The rise and growing success of the farmers market movement has been a coup for real foodies, and my family and I love that aspect of our lives. Sunday mornings at South Fremantle farmers market we wander and chat to farmers, meet the makers, eat great food and catch up with friends. Another glimmer of hope on the horizon of convenience for me has been the discovery of The Wholefood Hub. It’s an online Wholefood store run from a small premises in Mount Lawley, by the lovely Nikki Di Costa. I heard about Nikki’s business through a mutual friend about 6 months ago, and I now order nuts, seeds, dried fruit and baking goods in bulk every couple of months through her store.
Before setting up The Wholefood Hub, Nikki worked as a pharmacist, and was lecturing in change management and pharmacy practice for 4th year pharmacy students. Her heart didn’t align with the conventional medical paradym, more the path of helping people take charge of their own health. Her passion lies in showing people the way to real health through real food.
Nikki’s personal wholefood journey began when she was starting her family in 2009. More recently she had a personal health scare which consolidated her thoughts and set her on her new path.
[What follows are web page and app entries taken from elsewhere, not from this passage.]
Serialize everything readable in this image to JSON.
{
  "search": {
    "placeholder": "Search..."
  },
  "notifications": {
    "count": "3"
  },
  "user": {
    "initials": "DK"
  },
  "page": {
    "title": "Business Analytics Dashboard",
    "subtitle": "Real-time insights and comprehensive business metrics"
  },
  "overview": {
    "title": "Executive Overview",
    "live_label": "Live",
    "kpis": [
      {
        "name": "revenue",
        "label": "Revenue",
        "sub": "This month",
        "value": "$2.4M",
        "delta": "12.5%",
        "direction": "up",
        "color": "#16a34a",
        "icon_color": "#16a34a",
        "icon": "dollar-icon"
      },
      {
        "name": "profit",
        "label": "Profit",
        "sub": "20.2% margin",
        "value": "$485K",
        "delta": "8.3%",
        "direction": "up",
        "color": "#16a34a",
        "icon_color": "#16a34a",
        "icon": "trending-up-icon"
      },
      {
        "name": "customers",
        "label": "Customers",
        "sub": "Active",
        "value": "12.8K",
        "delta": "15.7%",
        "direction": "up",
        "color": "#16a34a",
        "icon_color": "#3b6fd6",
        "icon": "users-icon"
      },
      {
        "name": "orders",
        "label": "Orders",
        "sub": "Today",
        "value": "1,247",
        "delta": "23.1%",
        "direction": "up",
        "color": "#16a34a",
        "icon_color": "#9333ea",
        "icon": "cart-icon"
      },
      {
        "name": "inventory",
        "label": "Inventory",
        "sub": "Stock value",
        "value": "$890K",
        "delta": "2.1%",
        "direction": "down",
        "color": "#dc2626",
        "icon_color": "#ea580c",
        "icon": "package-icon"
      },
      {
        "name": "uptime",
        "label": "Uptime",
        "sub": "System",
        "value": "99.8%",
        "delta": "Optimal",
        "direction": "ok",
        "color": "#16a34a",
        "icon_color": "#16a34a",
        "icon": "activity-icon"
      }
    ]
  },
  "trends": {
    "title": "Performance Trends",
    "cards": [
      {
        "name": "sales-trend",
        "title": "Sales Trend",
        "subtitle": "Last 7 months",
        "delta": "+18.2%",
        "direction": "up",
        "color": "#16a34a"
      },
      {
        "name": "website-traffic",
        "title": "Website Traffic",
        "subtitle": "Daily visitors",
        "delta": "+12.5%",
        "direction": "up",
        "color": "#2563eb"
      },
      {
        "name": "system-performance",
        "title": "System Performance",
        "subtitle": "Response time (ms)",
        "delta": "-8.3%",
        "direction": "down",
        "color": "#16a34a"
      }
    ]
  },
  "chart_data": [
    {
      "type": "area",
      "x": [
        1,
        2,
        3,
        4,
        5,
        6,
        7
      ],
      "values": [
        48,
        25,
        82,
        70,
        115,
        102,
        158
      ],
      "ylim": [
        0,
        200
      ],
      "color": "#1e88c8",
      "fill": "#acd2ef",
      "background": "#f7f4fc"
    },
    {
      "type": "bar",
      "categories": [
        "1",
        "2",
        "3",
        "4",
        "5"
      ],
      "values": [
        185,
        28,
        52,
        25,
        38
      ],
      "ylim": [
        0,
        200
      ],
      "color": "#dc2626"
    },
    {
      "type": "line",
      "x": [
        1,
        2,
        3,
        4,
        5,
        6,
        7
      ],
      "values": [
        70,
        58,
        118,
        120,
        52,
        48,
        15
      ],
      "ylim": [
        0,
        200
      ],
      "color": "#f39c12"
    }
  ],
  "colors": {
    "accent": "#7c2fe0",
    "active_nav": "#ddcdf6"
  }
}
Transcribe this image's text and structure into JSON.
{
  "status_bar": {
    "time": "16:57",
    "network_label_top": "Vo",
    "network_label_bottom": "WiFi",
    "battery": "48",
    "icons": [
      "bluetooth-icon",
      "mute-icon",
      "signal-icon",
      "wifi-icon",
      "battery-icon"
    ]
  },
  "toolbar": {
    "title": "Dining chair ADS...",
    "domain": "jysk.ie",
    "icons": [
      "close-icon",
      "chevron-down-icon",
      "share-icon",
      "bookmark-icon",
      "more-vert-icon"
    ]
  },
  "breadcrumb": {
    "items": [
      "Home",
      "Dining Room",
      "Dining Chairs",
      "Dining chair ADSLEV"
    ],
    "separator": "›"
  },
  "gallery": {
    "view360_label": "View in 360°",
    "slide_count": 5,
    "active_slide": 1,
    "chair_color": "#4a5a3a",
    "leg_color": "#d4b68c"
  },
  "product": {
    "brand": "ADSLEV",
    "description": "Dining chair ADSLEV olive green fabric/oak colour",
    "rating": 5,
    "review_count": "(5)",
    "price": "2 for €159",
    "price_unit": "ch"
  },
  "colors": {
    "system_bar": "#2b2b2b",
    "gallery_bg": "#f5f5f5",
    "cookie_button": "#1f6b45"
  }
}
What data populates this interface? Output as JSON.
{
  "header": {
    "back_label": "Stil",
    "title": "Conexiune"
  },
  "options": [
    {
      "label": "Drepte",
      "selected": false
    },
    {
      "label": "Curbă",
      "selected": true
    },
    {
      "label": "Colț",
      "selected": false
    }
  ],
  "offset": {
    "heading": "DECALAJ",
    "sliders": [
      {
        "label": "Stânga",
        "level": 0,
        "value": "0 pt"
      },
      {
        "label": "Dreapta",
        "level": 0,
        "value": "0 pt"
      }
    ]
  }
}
She now has 3 kids, all under 5, she runs her wholefood business AND she also does the hard yards which means practicing what she preaches by running a wholefood kitchen for her family. She has only recently given up her university lecturing position. I think I might be able to give her a few tips on the slow living front!
The reality of the online store was born of a dream to motivate, coach and nurture people through their wholefood journeys. Nikki wants to create a community around her business, a concept which links perfectly with the real food movement. She provides simple access to organic and conventional wholefood staples, and a huge range of grocery items and products to help with responsible food consumption and environmental sustainability. She makes useful community links available, posts fantastic recipes on her blog, and also runs classes and coaching. I’m not sure that Woolworths and Coles could match Nikki’s business model if they tried.